Print each line of the material again, keeping everything exact.

Task inputs:
════
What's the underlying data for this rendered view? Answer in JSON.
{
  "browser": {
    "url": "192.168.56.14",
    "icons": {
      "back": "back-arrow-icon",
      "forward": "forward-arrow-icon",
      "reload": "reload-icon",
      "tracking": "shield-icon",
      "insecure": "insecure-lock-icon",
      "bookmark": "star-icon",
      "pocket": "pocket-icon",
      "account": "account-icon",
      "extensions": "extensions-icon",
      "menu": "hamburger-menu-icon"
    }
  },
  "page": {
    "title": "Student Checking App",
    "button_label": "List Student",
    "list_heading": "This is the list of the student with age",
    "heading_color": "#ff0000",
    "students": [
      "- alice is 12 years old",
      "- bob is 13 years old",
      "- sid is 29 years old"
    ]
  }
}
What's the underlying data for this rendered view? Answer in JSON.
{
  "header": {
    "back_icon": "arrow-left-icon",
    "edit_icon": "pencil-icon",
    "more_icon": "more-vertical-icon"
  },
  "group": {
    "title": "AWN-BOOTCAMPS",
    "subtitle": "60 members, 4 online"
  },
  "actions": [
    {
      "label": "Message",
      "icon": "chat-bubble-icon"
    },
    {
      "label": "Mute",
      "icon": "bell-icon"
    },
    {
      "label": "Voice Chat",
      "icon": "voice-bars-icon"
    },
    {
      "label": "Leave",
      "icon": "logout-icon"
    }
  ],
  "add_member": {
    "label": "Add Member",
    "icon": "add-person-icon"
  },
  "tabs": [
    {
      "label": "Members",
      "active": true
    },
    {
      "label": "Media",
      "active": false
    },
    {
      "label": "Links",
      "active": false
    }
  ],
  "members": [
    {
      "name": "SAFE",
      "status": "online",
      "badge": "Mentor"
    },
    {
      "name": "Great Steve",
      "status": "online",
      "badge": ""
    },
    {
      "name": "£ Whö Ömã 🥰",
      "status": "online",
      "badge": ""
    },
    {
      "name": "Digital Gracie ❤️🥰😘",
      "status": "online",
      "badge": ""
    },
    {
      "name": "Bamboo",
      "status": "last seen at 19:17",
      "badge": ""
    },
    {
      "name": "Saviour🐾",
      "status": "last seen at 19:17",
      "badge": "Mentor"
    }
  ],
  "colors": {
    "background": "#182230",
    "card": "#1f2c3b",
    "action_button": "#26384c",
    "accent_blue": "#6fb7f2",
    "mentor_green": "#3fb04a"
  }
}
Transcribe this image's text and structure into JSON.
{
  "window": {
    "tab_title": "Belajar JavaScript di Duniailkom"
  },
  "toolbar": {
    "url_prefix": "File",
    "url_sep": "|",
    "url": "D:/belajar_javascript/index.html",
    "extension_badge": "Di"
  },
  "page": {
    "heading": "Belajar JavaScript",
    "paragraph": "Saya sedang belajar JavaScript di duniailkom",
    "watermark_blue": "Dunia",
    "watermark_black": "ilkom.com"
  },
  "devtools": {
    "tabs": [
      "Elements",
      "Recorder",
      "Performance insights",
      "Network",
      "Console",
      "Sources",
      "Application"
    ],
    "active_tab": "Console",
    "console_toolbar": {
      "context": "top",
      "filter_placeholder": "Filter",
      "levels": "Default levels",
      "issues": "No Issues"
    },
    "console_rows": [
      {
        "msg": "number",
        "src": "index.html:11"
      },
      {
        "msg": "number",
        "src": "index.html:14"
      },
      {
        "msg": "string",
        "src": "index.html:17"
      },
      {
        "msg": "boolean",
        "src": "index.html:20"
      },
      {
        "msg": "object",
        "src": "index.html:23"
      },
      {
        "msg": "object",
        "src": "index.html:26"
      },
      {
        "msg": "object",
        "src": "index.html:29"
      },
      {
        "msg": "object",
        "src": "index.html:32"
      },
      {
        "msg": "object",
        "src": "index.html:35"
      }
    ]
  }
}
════
Exercise answer:
What's the underlying data for this rendered view? Answer in JSON.
{
  "browser": {
    "url": "192.168.56.14",
    "icons": {
      "back": "back-arrow-icon",
      "forward": "forward-arrow-icon",
      "reload": "reload-icon",
      "tracking": "shield-icon",
      "insecure": "insecure-lock-icon",
      "bookmark": "star-icon",
      "pocket": "pocket-icon",
      "account": "account-icon",
      "extensions": "extensions-icon",
      "menu": "hamburger-menu-icon"
    }
  },
  "page": {
    "title": "Student Checking App",
    "button_label": "List Student",
    "list_heading": "This is the list of the student with age",
    "heading_color": "#ff0000",
    "students": [
      "- alice is 12 years old",
      "- bob is 13 years old",
      "- sid is 29 years old"
    ]
  }
}
What's the underlying data for this rendered view? Answer in JSON.
{
  "header": {
    "back_icon": "arrow-left-icon",
    "edit_icon": "pencil-icon",
    "more_icon": "more-vertical-icon"
  },
  "group": {
    "title": "AWN-BOOTCAMPS",
    "subtitle": "60 members, 4 online"
  },
  "actions": [
    {
      "label": "Message",
      "icon": "chat-bubble-icon"
    },
    {
      "label": "Mute",
      "icon": "bell-icon"
    },
    {
      "label": "Voice Chat",
      "icon": "voice-bars-icon"
    },
    {
      "label": "Leave",
      "icon": "logout-icon"
    }
  ],
  "add_member": {
    "label": "Add Member",
    "icon": "add-person-icon"
  },
  "tabs": [
    {
      "label": "Members",
      "active": true
    },
    {
      "label": "Media",
      "active": false
    },
    {
      "label": "Links",
      "active": false
    }
  ],
  "members": [
    {
      "name": "SAFE",
      "status": "online",
      "badge": "Mentor"
    },
    {
      "name": "Great Steve",
      "status": "online",
      "badge": ""
    },
    {
      "name": "£ Whö Ömã 🥰",
      "status": "online",
      "badge": ""
    },
    {
      "name": "Digital Gracie ❤️🥰😘",
      "status": "online",
      "badge": ""
    },
    {
      "name": "Bamboo",
      "status": "last seen at 19:17",
      "badge": ""
    },
    {
      "name": "Saviour🐾",
      "status": "last seen at 19:17",
      "badge": "Mentor"
    }
  ],
  "colors": {
    "background": "#182230",
    "card": "#1f2c3b",
    "action_button": "#26384c",
    "accent_blue": "#6fb7f2",
    "mentor_green": "#3fb04a"
  }
}
Transcribe this image's text and structure into JSON.
{
  "window": {
    "tab_title": "Belajar JavaScript di Duniailkom"
  },
  "toolbar": {
    "url_prefix": "File",
    "url_sep": "|",
    "url": "D:/belajar_javascript/index.html",
    "extension_badge": "Di"
  },
  "page": {
    "heading": "Belajar JavaScript",
    "paragraph": "Saya sedang belajar JavaScript di duniailkom",
    "watermark_blue": "Dunia",
    "watermark_black": "ilkom.com"
  },
  "devtools": {
    "tabs": [
      "Elements",
      "Recorder",
      "Performance insights",
      "Network",
      "Console",
      "Sources",
      "Application"
    ],
    "active_tab": "Console",
    "console_toolbar": {
      "context": "top",
      "filter_placeholder": "Filter",
      "levels": "Default levels",
      "issues": "No Issues"
    },
    "console_rows": [
      {
        "msg": "number",
        "src": "index.html:11"
      },
      {
        "msg": "number",
        "src": "index.html:14"
      },
      {
        "msg": "string",
        "src": "index.html:17"
      },
      {
        "msg": "boolean",
        "src": "index.html:20"
      },
      {
        "msg": "object",
        "src": "index.html:23"
      },
      {
        "msg": "object",
        "src": "index.html:26"
      },
      {
        "msg": "object",
        "src": "index.html:29"
      },
      {
        "msg": "object",
        "src": "index.html:32"
      },
      {
        "msg": "object",
        "src": "index.html:35"
      }
    ]
  }
}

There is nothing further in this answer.